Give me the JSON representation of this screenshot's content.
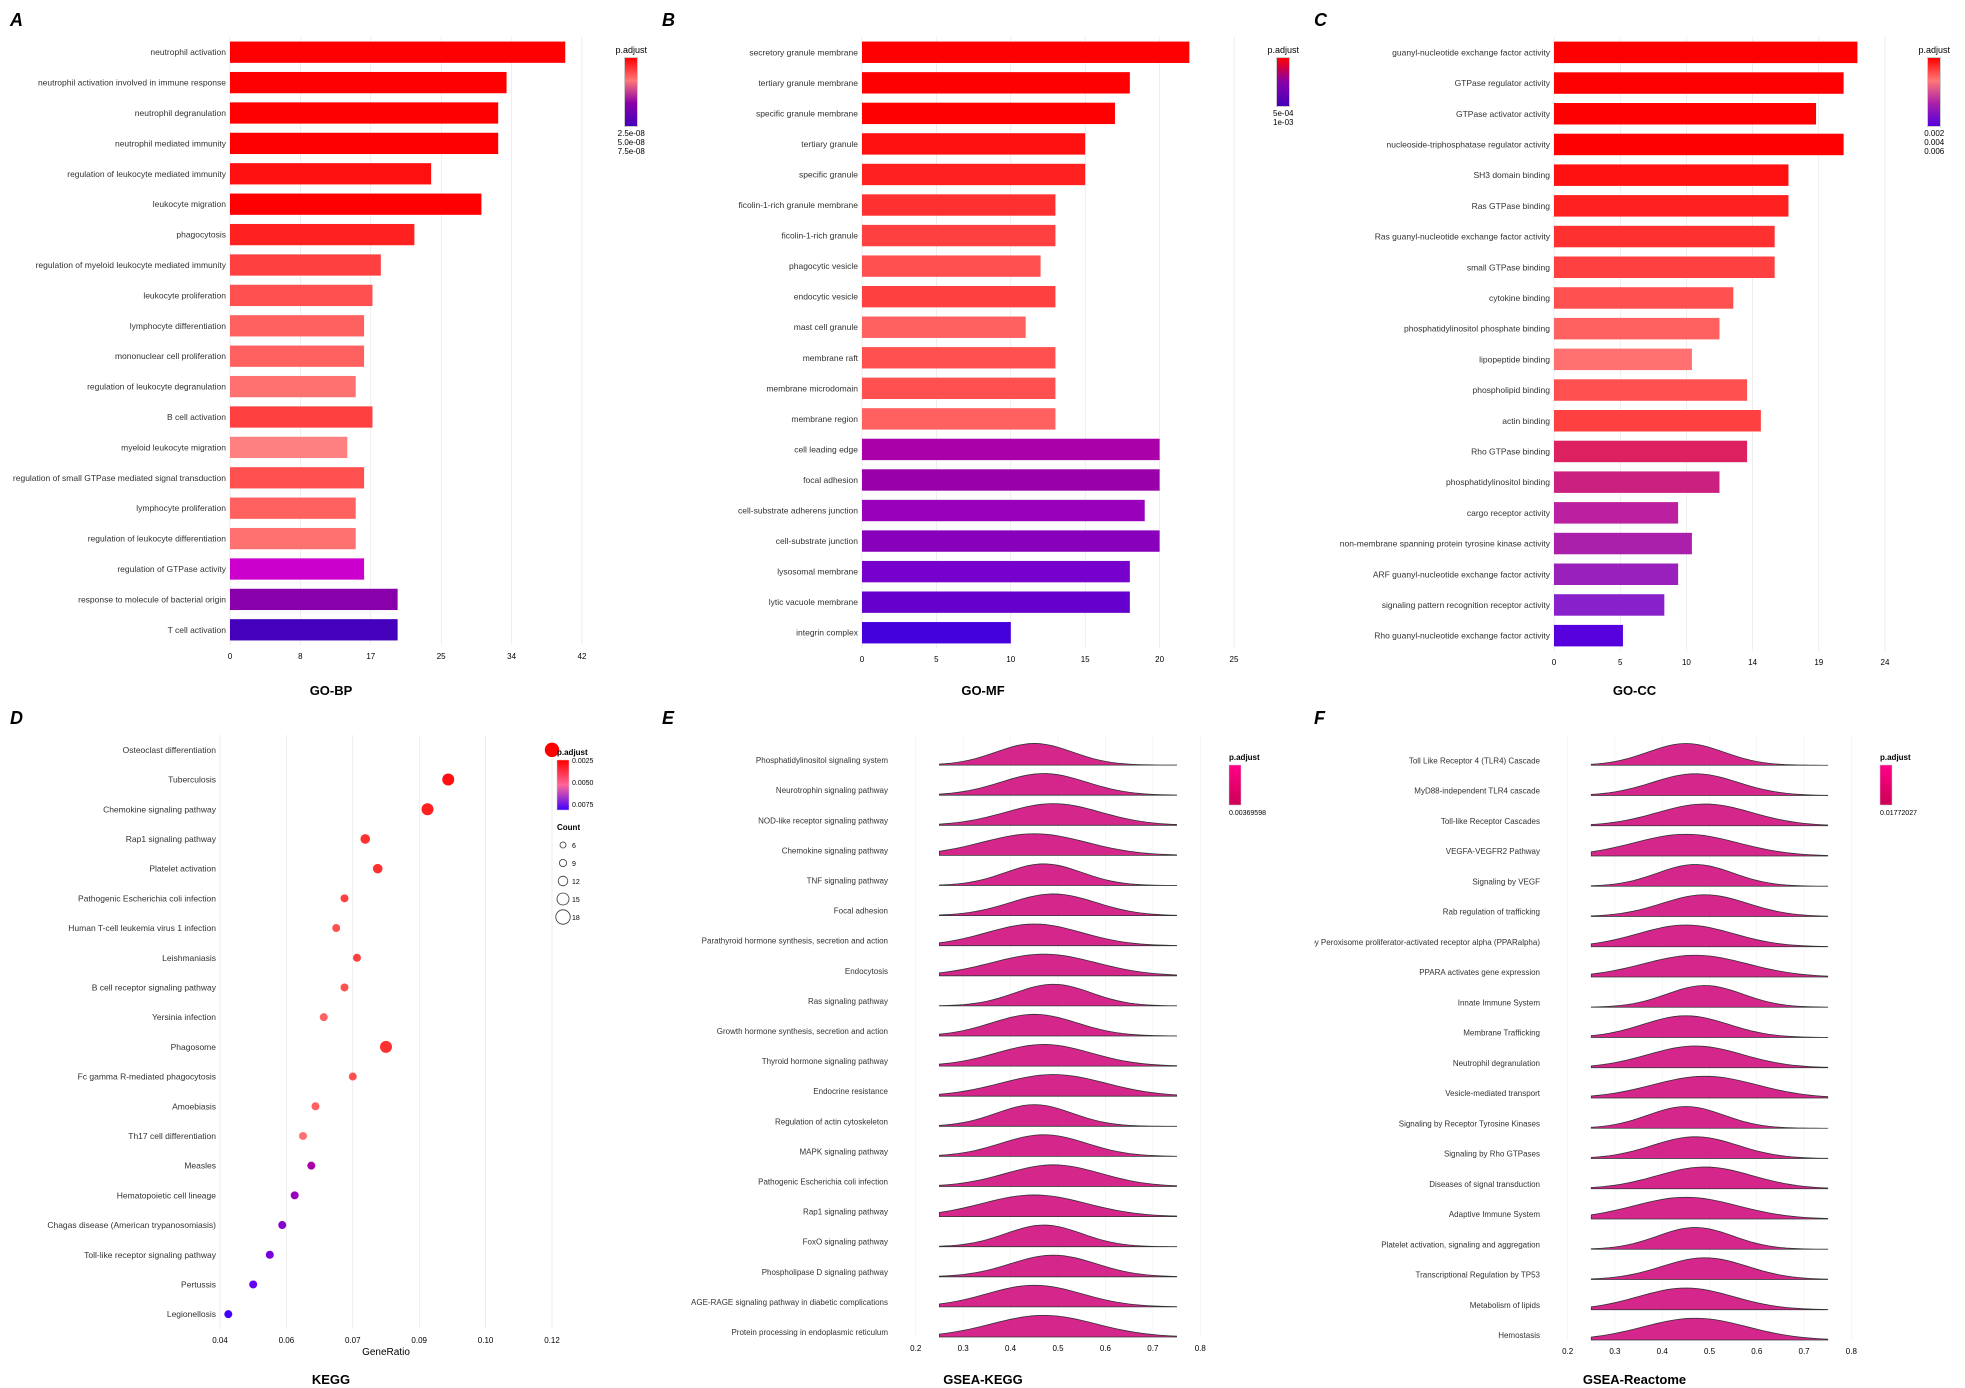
{
  "panels": {
    "A": {
      "label": "A",
      "title": "GO-BP",
      "items": [
        {
          "name": "neutrophil activation",
          "value": 40,
          "color": "#FF0000"
        },
        {
          "name": "neutrophil activation involved in immune response",
          "value": 33,
          "color": "#FF0000"
        },
        {
          "name": "neutrophil degranulation",
          "value": 32,
          "color": "#FF0000"
        },
        {
          "name": "neutrophil mediated immunity",
          "value": 32,
          "color": "#FF0000"
        },
        {
          "name": "regulation of leukocyte mediated immunity",
          "value": 24,
          "color": "#FF1010"
        },
        {
          "name": "leukocyte migration",
          "value": 30,
          "color": "#FF0000"
        },
        {
          "name": "phagocytosis",
          "value": 22,
          "color": "#FF2020"
        },
        {
          "name": "regulation of myeloid leukocyte mediated immunity",
          "value": 18,
          "color": "#FF4040"
        },
        {
          "name": "leukocyte proliferation",
          "value": 17,
          "color": "#FF5050"
        },
        {
          "name": "lymphocyte differentiation",
          "value": 16,
          "color": "#FF6060"
        },
        {
          "name": "mononuclear cell proliferation",
          "value": 16,
          "color": "#FF6060"
        },
        {
          "name": "regulation of leukocyte degranulation",
          "value": 15,
          "color": "#FF7070"
        },
        {
          "name": "B cell activation",
          "value": 17,
          "color": "#FF4040"
        },
        {
          "name": "myeloid leukocyte migration",
          "value": 14,
          "color": "#FF8080"
        },
        {
          "name": "regulation of small GTPase mediated signal transduction",
          "value": 16,
          "color": "#FF5050"
        },
        {
          "name": "lymphocyte proliferation",
          "value": 15,
          "color": "#FF6060"
        },
        {
          "name": "regulation of leukocyte differentiation",
          "value": 15,
          "color": "#FF7070"
        },
        {
          "name": "regulation of GTPase activity",
          "value": 16,
          "color": "#CC00CC"
        },
        {
          "name": "response to molecule of bacterial origin",
          "value": 20,
          "color": "#8800AA"
        },
        {
          "name": "T cell activation",
          "value": 20,
          "color": "#4400BB"
        }
      ],
      "maxValue": 42,
      "legend": {
        "title": "p.adjust",
        "values": [
          "2.5e-08",
          "5.0e-08",
          "7.5e-08"
        ]
      }
    },
    "B": {
      "label": "B",
      "title": "GO-MF",
      "items": [
        {
          "name": "secretory granule membrane",
          "value": 22,
          "color": "#FF0000"
        },
        {
          "name": "tertiary granule membrane",
          "value": 18,
          "color": "#FF0000"
        },
        {
          "name": "specific granule membrane",
          "value": 17,
          "color": "#FF0000"
        },
        {
          "name": "tertiary granule",
          "value": 15,
          "color": "#FF1010"
        },
        {
          "name": "specific granule",
          "value": 15,
          "color": "#FF2020"
        },
        {
          "name": "ficolin-1-rich granule membrane",
          "value": 13,
          "color": "#FF3030"
        },
        {
          "name": "ficolin-1-rich granule",
          "value": 13,
          "color": "#FF4040"
        },
        {
          "name": "phagocytic vesicle",
          "value": 12,
          "color": "#FF5050"
        },
        {
          "name": "endocytic vesicle",
          "value": 13,
          "color": "#FF4040"
        },
        {
          "name": "mast cell granule",
          "value": 11,
          "color": "#FF6060"
        },
        {
          "name": "membrane raft",
          "value": 13,
          "color": "#FF5050"
        },
        {
          "name": "membrane microdomain",
          "value": 13,
          "color": "#FF5050"
        },
        {
          "name": "membrane region",
          "value": 13,
          "color": "#FF6060"
        },
        {
          "name": "cell leading edge",
          "value": 20,
          "color": "#AA00AA"
        },
        {
          "name": "focal adhesion",
          "value": 20,
          "color": "#9900AA"
        },
        {
          "name": "cell-substrate adherens junction",
          "value": 19,
          "color": "#9900BB"
        },
        {
          "name": "cell-substrate junction",
          "value": 20,
          "color": "#8800BB"
        },
        {
          "name": "lysosomal membrane",
          "value": 18,
          "color": "#7700CC"
        },
        {
          "name": "lytic vacuole membrane",
          "value": 18,
          "color": "#6600CC"
        },
        {
          "name": "integrin complex",
          "value": 10,
          "color": "#4400DD"
        }
      ],
      "maxValue": 25,
      "legend": {
        "title": "p.adjust",
        "values": [
          "5e-04",
          "1e-03"
        ]
      }
    },
    "C": {
      "label": "C",
      "title": "GO-CC",
      "items": [
        {
          "name": "guanyl-nucleotide exchange factor activity",
          "value": 22,
          "color": "#FF0000"
        },
        {
          "name": "GTPase regulator activity",
          "value": 21,
          "color": "#FF0000"
        },
        {
          "name": "GTPase activator activity",
          "value": 19,
          "color": "#FF0000"
        },
        {
          "name": "nucleoside-triphosphatase regulator activity",
          "value": 21,
          "color": "#FF0000"
        },
        {
          "name": "SH3 domain binding",
          "value": 17,
          "color": "#FF1010"
        },
        {
          "name": "Ras GTPase binding",
          "value": 17,
          "color": "#FF2020"
        },
        {
          "name": "Ras guanyl-nucleotide exchange factor activity",
          "value": 16,
          "color": "#FF3030"
        },
        {
          "name": "small GTPase binding",
          "value": 16,
          "color": "#FF4040"
        },
        {
          "name": "cytokine binding",
          "value": 13,
          "color": "#FF5050"
        },
        {
          "name": "phosphatidylinositol phosphate binding",
          "value": 12,
          "color": "#FF6060"
        },
        {
          "name": "lipopeptide binding",
          "value": 10,
          "color": "#FF7070"
        },
        {
          "name": "phospholipid binding",
          "value": 14,
          "color": "#FF5050"
        },
        {
          "name": "actin binding",
          "value": 15,
          "color": "#FF4040"
        },
        {
          "name": "Rho GTPase binding",
          "value": 14,
          "color": "#DD2060"
        },
        {
          "name": "phosphatidylinositol binding",
          "value": 12,
          "color": "#CC2080"
        },
        {
          "name": "cargo receptor activity",
          "value": 9,
          "color": "#BB20A0"
        },
        {
          "name": "non-membrane spanning protein tyrosine kinase activity",
          "value": 10,
          "color": "#AA20AA"
        },
        {
          "name": "ARF guanyl-nucleotide exchange factor activity",
          "value": 9,
          "color": "#9920BB"
        },
        {
          "name": "signaling pattern recognition receptor activity",
          "value": 8,
          "color": "#8820CC"
        },
        {
          "name": "Rho guanyl-nucleotide exchange factor activity",
          "value": 5,
          "color": "#5500DD"
        }
      ],
      "maxValue": 24,
      "legend": {
        "title": "p.adjust",
        "values": [
          "0.002",
          "0.004",
          "0.006"
        ]
      }
    },
    "D": {
      "label": "D",
      "title": "KEGG",
      "items": [
        {
          "name": "Osteoclast differentiation",
          "x": 0.12,
          "size": 18,
          "color": "#FF0000"
        },
        {
          "name": "Tuberculosis",
          "x": 0.095,
          "size": 15,
          "color": "#FF1010"
        },
        {
          "name": "Chemokine signaling pathway",
          "x": 0.09,
          "size": 15,
          "color": "#FF2020"
        },
        {
          "name": "Rap1 signaling pathway",
          "x": 0.075,
          "size": 12,
          "color": "#FF3030"
        },
        {
          "name": "Platelet activation",
          "x": 0.078,
          "size": 12,
          "color": "#FF3030"
        },
        {
          "name": "Pathogenic Escherichia coli infection",
          "x": 0.07,
          "size": 9,
          "color": "#FF4040"
        },
        {
          "name": "Human T-cell leukemia virus 1 infection",
          "x": 0.068,
          "size": 9,
          "color": "#FF5050"
        },
        {
          "name": "Leishmaniasis",
          "x": 0.073,
          "size": 9,
          "color": "#FF4040"
        },
        {
          "name": "B cell receptor signaling pathway",
          "x": 0.07,
          "size": 9,
          "color": "#FF5050"
        },
        {
          "name": "Yersinia infection",
          "x": 0.065,
          "size": 9,
          "color": "#FF6060"
        },
        {
          "name": "Phagosome",
          "x": 0.08,
          "size": 15,
          "color": "#FF3030"
        },
        {
          "name": "Fc gamma R-mediated phagocytosis",
          "x": 0.072,
          "size": 9,
          "color": "#FF5050"
        },
        {
          "name": "Amoebiasis",
          "x": 0.063,
          "size": 6,
          "color": "#FF6060"
        },
        {
          "name": "Th17 cell differentiation",
          "x": 0.06,
          "size": 6,
          "color": "#FF7070"
        },
        {
          "name": "Measles",
          "x": 0.062,
          "size": 6,
          "color": "#AA00AA"
        },
        {
          "name": "Hematopoietic cell lineage",
          "x": 0.058,
          "size": 6,
          "color": "#9900BB"
        },
        {
          "name": "Chagas disease (American trypanosomiasis)",
          "x": 0.055,
          "size": 6,
          "color": "#8800CC"
        },
        {
          "name": "Toll-like receptor signaling pathway",
          "x": 0.052,
          "size": 6,
          "color": "#7700DD"
        },
        {
          "name": "Pertussis",
          "x": 0.048,
          "size": 6,
          "color": "#6600EE"
        },
        {
          "name": "Legionellosis",
          "x": 0.042,
          "size": 6,
          "color": "#4400FF"
        }
      ],
      "xMin": 0.04,
      "xMax": 0.12,
      "legend": {
        "title": "p.adjust",
        "countTitle": "Count",
        "values": [
          "0.0025",
          "0.0050",
          "0.0075"
        ],
        "counts": [
          6,
          9,
          12,
          15,
          18
        ]
      }
    },
    "E": {
      "label": "E",
      "title": "GSEA-KEGG",
      "items": [
        {
          "name": "Phosphatidylinositol signaling system"
        },
        {
          "name": "Neurotrophin signaling pathway"
        },
        {
          "name": "NOD-like receptor signaling pathway"
        },
        {
          "name": "Chemokine signaling pathway"
        },
        {
          "name": "TNF signaling pathway"
        },
        {
          "name": "Focal adhesion"
        },
        {
          "name": "Parathyroid hormone synthesis, secretion and action"
        },
        {
          "name": "Endocytosis"
        },
        {
          "name": "Ras signaling pathway"
        },
        {
          "name": "Growth hormone synthesis, secretion and action"
        },
        {
          "name": "Thyroid hormone signaling pathway"
        },
        {
          "name": "Endocrine resistance"
        },
        {
          "name": "Regulation of actin cytoskeleton"
        },
        {
          "name": "MAPK signaling pathway"
        },
        {
          "name": "Pathogenic Escherichia coli infection"
        },
        {
          "name": "Rap1 signaling pathway"
        },
        {
          "name": "FoxO signaling pathway"
        },
        {
          "name": "Phospholipase D signaling pathway"
        },
        {
          "name": "AGE-RAGE signaling pathway in diabetic complications"
        },
        {
          "name": "Protein processing in endoplasmic reticulum"
        }
      ],
      "legend": {
        "padjust": "0.00369598"
      }
    },
    "F": {
      "label": "F",
      "title": "GSEA-Reactome",
      "items": [
        {
          "name": "Toll Like Receptor 4 (TLR4) Cascade"
        },
        {
          "name": "MyD88-independent TLR4 cascade"
        },
        {
          "name": "Toll-like Receptor Cascades"
        },
        {
          "name": "VEGFA-VEGFR2 Pathway"
        },
        {
          "name": "Signaling by VEGF"
        },
        {
          "name": "Rab regulation of trafficking"
        },
        {
          "name": "Regulation of lipid metabolism by Peroxisome proliferator-activated receptor alpha (PPARalpha)"
        },
        {
          "name": "PPARA activates gene expression"
        },
        {
          "name": "Innate Immune System"
        },
        {
          "name": "Membrane Trafficking"
        },
        {
          "name": "Neutrophil degranulation"
        },
        {
          "name": "Vesicle-mediated transport"
        },
        {
          "name": "Signaling by Receptor Tyrosine Kinases"
        },
        {
          "name": "Signaling by Rho GTPases"
        },
        {
          "name": "Diseases of signal transduction"
        },
        {
          "name": "Adaptive Immune System"
        },
        {
          "name": "Platelet activation, signaling and aggregation"
        },
        {
          "name": "Transcriptional Regulation by TP53"
        },
        {
          "name": "Metabolism of lipids"
        },
        {
          "name": "Hemostasis"
        }
      ],
      "legend": {
        "padjust": "0.01772027"
      }
    }
  }
}
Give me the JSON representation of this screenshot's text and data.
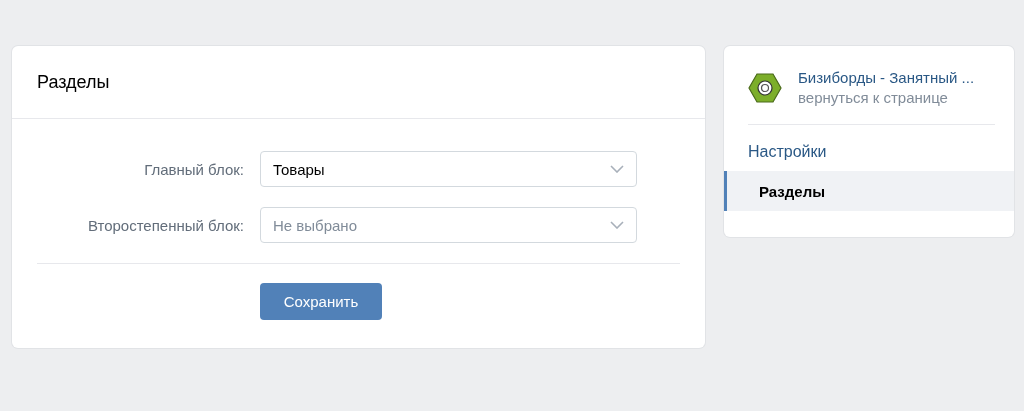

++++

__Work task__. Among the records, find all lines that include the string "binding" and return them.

__Result of this task__.
          "name": "SH3 domain binding",
          "name": "Ras GTPase binding",
          "name": "small GTPase binding",
          "name": "cytokine binding",
          "name": "phosphatidylinositol phosphate binding",
          "name": "lipopeptide binding",
          "name": "phospholipid binding",
          "name": "actin binding",
          "name": "Rho GTPase binding",
          "name": "phosphatidylinositol binding",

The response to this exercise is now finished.